- Your objective: Set every entry down again exactly, omitting none.

--- Dataset Enclosed Below ---

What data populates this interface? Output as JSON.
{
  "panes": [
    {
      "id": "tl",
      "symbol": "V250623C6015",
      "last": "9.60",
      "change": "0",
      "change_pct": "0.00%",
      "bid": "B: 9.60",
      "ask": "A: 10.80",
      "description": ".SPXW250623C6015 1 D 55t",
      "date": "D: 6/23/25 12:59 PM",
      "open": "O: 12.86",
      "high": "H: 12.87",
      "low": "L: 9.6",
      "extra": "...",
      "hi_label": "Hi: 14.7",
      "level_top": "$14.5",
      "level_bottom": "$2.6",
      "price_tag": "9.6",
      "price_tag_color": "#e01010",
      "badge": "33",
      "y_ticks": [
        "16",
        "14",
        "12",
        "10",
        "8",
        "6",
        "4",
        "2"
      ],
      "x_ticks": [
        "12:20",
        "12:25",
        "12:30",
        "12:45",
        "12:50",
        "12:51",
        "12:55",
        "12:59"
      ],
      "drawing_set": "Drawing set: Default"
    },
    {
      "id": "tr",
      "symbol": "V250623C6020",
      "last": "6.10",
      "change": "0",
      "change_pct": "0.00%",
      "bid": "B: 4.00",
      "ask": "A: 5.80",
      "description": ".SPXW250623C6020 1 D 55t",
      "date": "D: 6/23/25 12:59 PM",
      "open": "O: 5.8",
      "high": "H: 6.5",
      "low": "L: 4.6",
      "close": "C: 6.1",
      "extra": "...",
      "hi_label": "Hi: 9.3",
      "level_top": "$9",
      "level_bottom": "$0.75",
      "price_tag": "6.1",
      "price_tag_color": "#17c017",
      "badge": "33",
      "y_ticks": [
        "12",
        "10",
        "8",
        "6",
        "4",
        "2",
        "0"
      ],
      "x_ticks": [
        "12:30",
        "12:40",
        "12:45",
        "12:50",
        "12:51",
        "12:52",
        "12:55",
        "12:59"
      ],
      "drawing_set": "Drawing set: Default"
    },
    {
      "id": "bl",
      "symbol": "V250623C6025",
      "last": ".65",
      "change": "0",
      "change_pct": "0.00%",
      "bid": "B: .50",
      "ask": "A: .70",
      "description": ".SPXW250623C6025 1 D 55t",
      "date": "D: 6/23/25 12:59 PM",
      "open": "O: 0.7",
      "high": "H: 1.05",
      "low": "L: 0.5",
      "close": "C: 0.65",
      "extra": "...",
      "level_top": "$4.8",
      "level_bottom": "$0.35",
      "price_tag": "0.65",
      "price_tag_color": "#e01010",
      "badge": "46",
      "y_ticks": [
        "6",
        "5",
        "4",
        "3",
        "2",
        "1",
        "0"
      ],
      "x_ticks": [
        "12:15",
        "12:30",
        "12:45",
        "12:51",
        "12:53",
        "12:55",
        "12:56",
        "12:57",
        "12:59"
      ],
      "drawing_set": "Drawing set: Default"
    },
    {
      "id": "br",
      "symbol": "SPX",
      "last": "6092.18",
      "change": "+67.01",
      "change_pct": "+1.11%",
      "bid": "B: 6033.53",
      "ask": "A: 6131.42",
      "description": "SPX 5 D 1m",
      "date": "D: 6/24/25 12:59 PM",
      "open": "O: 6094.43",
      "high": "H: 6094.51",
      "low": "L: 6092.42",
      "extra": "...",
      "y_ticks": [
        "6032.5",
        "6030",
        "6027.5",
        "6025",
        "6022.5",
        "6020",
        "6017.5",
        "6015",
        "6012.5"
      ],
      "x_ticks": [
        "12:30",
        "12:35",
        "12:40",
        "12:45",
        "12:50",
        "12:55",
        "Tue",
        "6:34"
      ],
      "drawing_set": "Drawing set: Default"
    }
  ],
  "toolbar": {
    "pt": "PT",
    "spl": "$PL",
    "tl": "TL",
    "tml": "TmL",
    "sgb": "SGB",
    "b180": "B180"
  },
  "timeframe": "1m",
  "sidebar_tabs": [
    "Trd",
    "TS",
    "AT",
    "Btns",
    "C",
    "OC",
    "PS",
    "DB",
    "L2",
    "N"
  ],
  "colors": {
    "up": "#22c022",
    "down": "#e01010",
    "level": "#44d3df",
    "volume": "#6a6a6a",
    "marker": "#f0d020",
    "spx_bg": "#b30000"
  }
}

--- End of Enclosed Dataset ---

- Result:
What data populates this interface? Output as JSON.
{
  "panes": [
    {
      "id": "tl",
      "symbol": "V250623C6015",
      "last": "9.60",
      "change": "0",
      "change_pct": "0.00%",
      "bid": "B: 9.60",
      "ask": "A: 10.80",
      "description": ".SPXW250623C6015 1 D 55t",
      "date": "D: 6/23/25 12:59 PM",
      "open": "O: 12.86",
      "high": "H: 12.87",
      "low": "L: 9.6",
      "extra": "...",
      "hi_label": "Hi: 14.7",
      "level_top": "$14.5",
      "level_bottom": "$2.6",
      "price_tag": "9.6",
      "price_tag_color": "#e01010",
      "badge": "33",
      "y_ticks": [
        "16",
        "14",
        "12",
        "10",
        "8",
        "6",
        "4",
        "2"
      ],
      "x_ticks": [
        "12:20",
        "12:25",
        "12:30",
        "12:45",
        "12:50",
        "12:51",
        "12:55",
        "12:59"
      ],
      "drawing_set": "Drawing set: Default"
    },
    {
      "id": "tr",
      "symbol": "V250623C6020",
      "last": "6.10",
      "change": "0",
      "change_pct": "0.00%",
      "bid": "B: 4.00",
      "ask": "A: 5.80",
      "description": ".SPXW250623C6020 1 D 55t",
      "date": "D: 6/23/25 12:59 PM",
      "open": "O: 5.8",
      "high": "H: 6.5",
      "low": "L: 4.6",
      "close": "C: 6.1",
      "extra": "...",
      "hi_label": "Hi: 9.3",
      "level_top": "$9",
      "level_bottom": "$0.75",
      "price_tag": "6.1",
      "price_tag_color": "#17c017",
      "badge": "33",
      "y_ticks": [
        "12",
        "10",
        "8",
        "6",
        "4",
        "2",
        "0"
      ],
      "x_ticks": [
        "12:30",
        "12:40",
        "12:45",
        "12:50",
        "12:51",
        "12:52",
        "12:55",
        "12:59"
      ],
      "drawing_set": "Drawing set: Default"
    },
    {
      "id": "bl",
      "symbol": "V250623C6025",
      "last": ".65",
      "change": "0",
      "change_pct": "0.00%",
      "bid": "B: .50",
      "ask": "A: .70",
      "description": ".SPXW250623C6025 1 D 55t",
      "date": "D: 6/23/25 12:59 PM",
      "open": "O: 0.7",
      "high": "H: 1.05",
      "low": "L: 0.5",
      "close": "C: 0.65",
      "extra": "...",
      "level_top": "$4.8",
      "level_bottom": "$0.35",
      "price_tag": "0.65",
      "price_tag_color": "#e01010",
      "badge": "46",
      "y_ticks": [
        "6",
        "5",
        "4",
        "3",
        "2",
        "1",
        "0"
      ],
      "x_ticks": [
        "12:15",
        "12:30",
        "12:45",
        "12:51",
        "12:53",
        "12:55",
        "12:56",
        "12:57",
        "12:59"
      ],
      "drawing_set": "Drawing set: Default"
    },
    {
      "id": "br",
      "symbol": "SPX",
      "last": "6092.18",
      "change": "+67.01",
      "change_pct": "+1.11%",
      "bid": "B: 6033.53",
      "ask": "A: 6131.42",
      "description": "SPX 5 D 1m",
      "date": "D: 6/24/25 12:59 PM",
      "open": "O: 6094.43",
      "high": "H: 6094.51",
      "low": "L: 6092.42",
      "extra": "...",
      "y_ticks": [
        "6032.5",
        "6030",
        "6027.5",
        "6025",
        "6022.5",
        "6020",
        "6017.5",
        "6015",
        "6012.5"
      ],
      "x_ticks": [
        "12:30",
        "12:35",
        "12:40",
        "12:45",
        "12:50",
        "12:55",
        "Tue",
        "6:34"
      ],
      "drawing_set": "Drawing set: Default"
    }
  ],
  "toolbar": {
    "pt": "PT",
    "spl": "$PL",
    "tl": "TL",
    "tml": "TmL",
    "sgb": "SGB",
    "b180": "B180"
  },
  "timeframe": "1m",
  "sidebar_tabs": [
    "Trd",
    "TS",
    "AT",
    "Btns",
    "C",
    "OC",
    "PS",
    "DB",
    "L2",
    "N"
  ],
  "colors": {
    "up": "#22c022",
    "down": "#e01010",
    "level": "#44d3df",
    "volume": "#6a6a6a",
    "marker": "#f0d020",
    "spx_bg": "#b30000"
  }
}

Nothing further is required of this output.